What’s your take on 3rd party Li-ion battery packs for your cordless tools? Someone asked this not too long ago, but I can’t find the email in my inbox (sorry!).
Power tool battery packs are expensive. It’s often an inevitability that, if you want a replacement or spare battery pack, it’ll cost you. As with laptops, digital cameras, and other electronic devices, 3rd party batteries are available.
But should you buy them? Would you buy one? Have you bought one?
I wouldn’t. I also wouldn’t buy 3rd party branded battery for my cameras, despite the many reviews.
If you search for [power tool brand] 18V replacement battery, or 12V, or 20V Max, you’ll find plenty of generic battery packs from brands you’ve never heard of.
My hesitation is born from the understanding of what often goes into a Li-ion battery pack.
First, there are often premium battery cells. Compact 18V-size battery packs have 5 cells, higher capacity battery packs have 10 cells. Power tool brands often use the highest-rated 18650 Li-ion battery cells on the market, and they don’t come cheap.
Second, brands spend a lot of time and effort in designing their battery pack cases with a major goals in mind – protecting cells and increasing longevity. This could be from the elements, over-current conditions, over-depletion, or heat.
One brand even has an explosion-proof testing room where they push battery cells and packs to their absolute limits.
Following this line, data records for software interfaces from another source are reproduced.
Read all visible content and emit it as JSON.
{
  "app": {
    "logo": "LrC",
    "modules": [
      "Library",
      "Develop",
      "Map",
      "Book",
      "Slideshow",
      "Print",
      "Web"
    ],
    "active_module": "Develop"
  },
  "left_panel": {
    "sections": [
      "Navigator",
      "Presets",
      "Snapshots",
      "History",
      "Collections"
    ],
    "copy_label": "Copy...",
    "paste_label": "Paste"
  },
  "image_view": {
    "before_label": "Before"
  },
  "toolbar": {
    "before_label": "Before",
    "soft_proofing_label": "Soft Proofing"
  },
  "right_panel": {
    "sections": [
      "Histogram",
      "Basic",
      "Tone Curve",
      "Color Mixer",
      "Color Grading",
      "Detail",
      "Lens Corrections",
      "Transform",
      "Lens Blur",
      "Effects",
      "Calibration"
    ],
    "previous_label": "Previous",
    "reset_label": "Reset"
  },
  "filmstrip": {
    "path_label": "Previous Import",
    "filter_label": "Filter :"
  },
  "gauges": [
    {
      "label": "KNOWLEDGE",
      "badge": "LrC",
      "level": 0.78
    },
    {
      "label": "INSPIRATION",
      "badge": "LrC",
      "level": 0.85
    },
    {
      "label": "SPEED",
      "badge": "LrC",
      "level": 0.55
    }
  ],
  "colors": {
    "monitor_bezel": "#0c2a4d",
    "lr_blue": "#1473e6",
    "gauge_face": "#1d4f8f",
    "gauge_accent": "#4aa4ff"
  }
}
Even if a 3rd party replacement battery company uses the same premium cells with the same rating, what kind of protection do they build into their battery packs?
With all the recent news of hoverboards (you know, those self-balancing 2-wheel Segway-like scooter toys) catching fire during charging from unidentified causes, I am even more reluctant to ever consider 3rd party battery brands.
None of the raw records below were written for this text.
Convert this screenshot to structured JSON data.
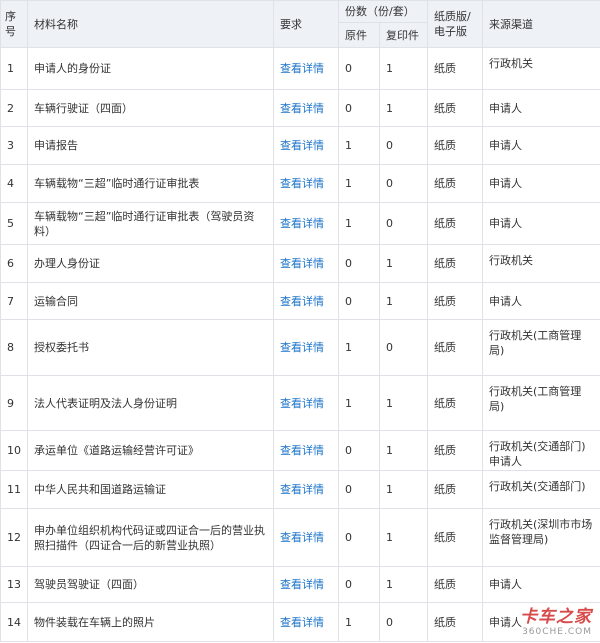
{
  "header": {
    "no": "序号",
    "name": "材料名称",
    "req": "要求",
    "copies": "份数（份/套）",
    "original": "原件",
    "copy": "复印件",
    "format": "纸质版/电子版",
    "source": "来源渠道"
  },
  "detail_link": "查看详情",
  "rows": [
    {
      "no": "1",
      "name": "申请人的身份证",
      "original": "0",
      "copy": "1",
      "format": "纸质",
      "source": "行政机关"
    },
    {
      "no": "2",
      "name": "车辆行驶证（四面）",
      "original": "0",
      "copy": "1",
      "format": "纸质",
      "source": "申请人"
    },
    {
      "no": "3",
      "name": "申请报告",
      "original": "1",
      "copy": "0",
      "format": "纸质",
      "source": "申请人"
    },
    {
      "no": "4",
      "name": "车辆载物“三超”临时通行证审批表",
      "original": "1",
      "copy": "0",
      "format": "纸质",
      "source": "申请人"
    },
    {
      "no": "5",
      "name": "车辆载物“三超”临时通行证审批表（驾驶员资料）",
      "original": "1",
      "copy": "0",
      "format": "纸质",
      "source": "申请人"
    },
    {
      "no": "6",
      "name": "办理人身份证",
      "original": "0",
      "copy": "1",
      "format": "纸质",
      "source": "行政机关"
    },
    {
      "no": "7",
      "name": "运输合同",
      "original": "0",
      "copy": "1",
      "format": "纸质",
      "source": "申请人"
    },
    {
      "no": "8",
      "name": "授权委托书",
      "original": "1",
      "copy": "0",
      "format": "纸质",
      "source": "行政机关(工商管理局)"
    },
    {
      "no": "9",
      "name": "法人代表证明及法人身份证明",
      "original": "1",
      "copy": "1",
      "format": "纸质",
      "source": "行政机关(工商管理局)"
    },
    {
      "no": "10",
      "name": "承运单位《道路运输经营许可证》",
      "original": "0",
      "copy": "1",
      "format": "纸质",
      "source": "行政机关(交通部门) 申请人"
    },
    {
      "no": "11",
      "name": "中华人民共和国道路运输证",
      "original": "0",
      "copy": "1",
      "format": "纸质",
      "source": "行政机关(交通部门)"
    },
    {
      "no": "12",
      "name": "申办单位组织机构代码证或四证合一后的营业执照扫描件（四证合一后的新营业执照）",
      "original": "0",
      "copy": "1",
      "format": "纸质",
      "source": "行政机关(深圳市市场监督管理局)"
    },
    {
      "no": "13",
      "name": "驾驶员驾驶证（四面）",
      "original": "0",
      "copy": "1",
      "format": "纸质",
      "source": "申请人"
    },
    {
      "no": "14",
      "name": "物件装载在车辆上的照片",
      "original": "1",
      "copy": "0",
      "format": "纸质",
      "source": "申请人"
    }
  ],
  "watermark": {
    "main": "卡车之家",
    "sub": "360CHE.COM"
  }
}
Maybe I’ve been brainwashed from one too many media events, but power tool brands design and manufacture battery packs for high performance, with no shortcuts. Can the same be said about replacement battery companies, or are they designing (I use that word loosely) and manufacturing replacement batteries to be as cheap and appealing to your budget as possible?
I would not entertain the idea of pairing my power tools with off-brand replacement batteries. But that’s just me.
What’s your take on off-brand replacement battery packs?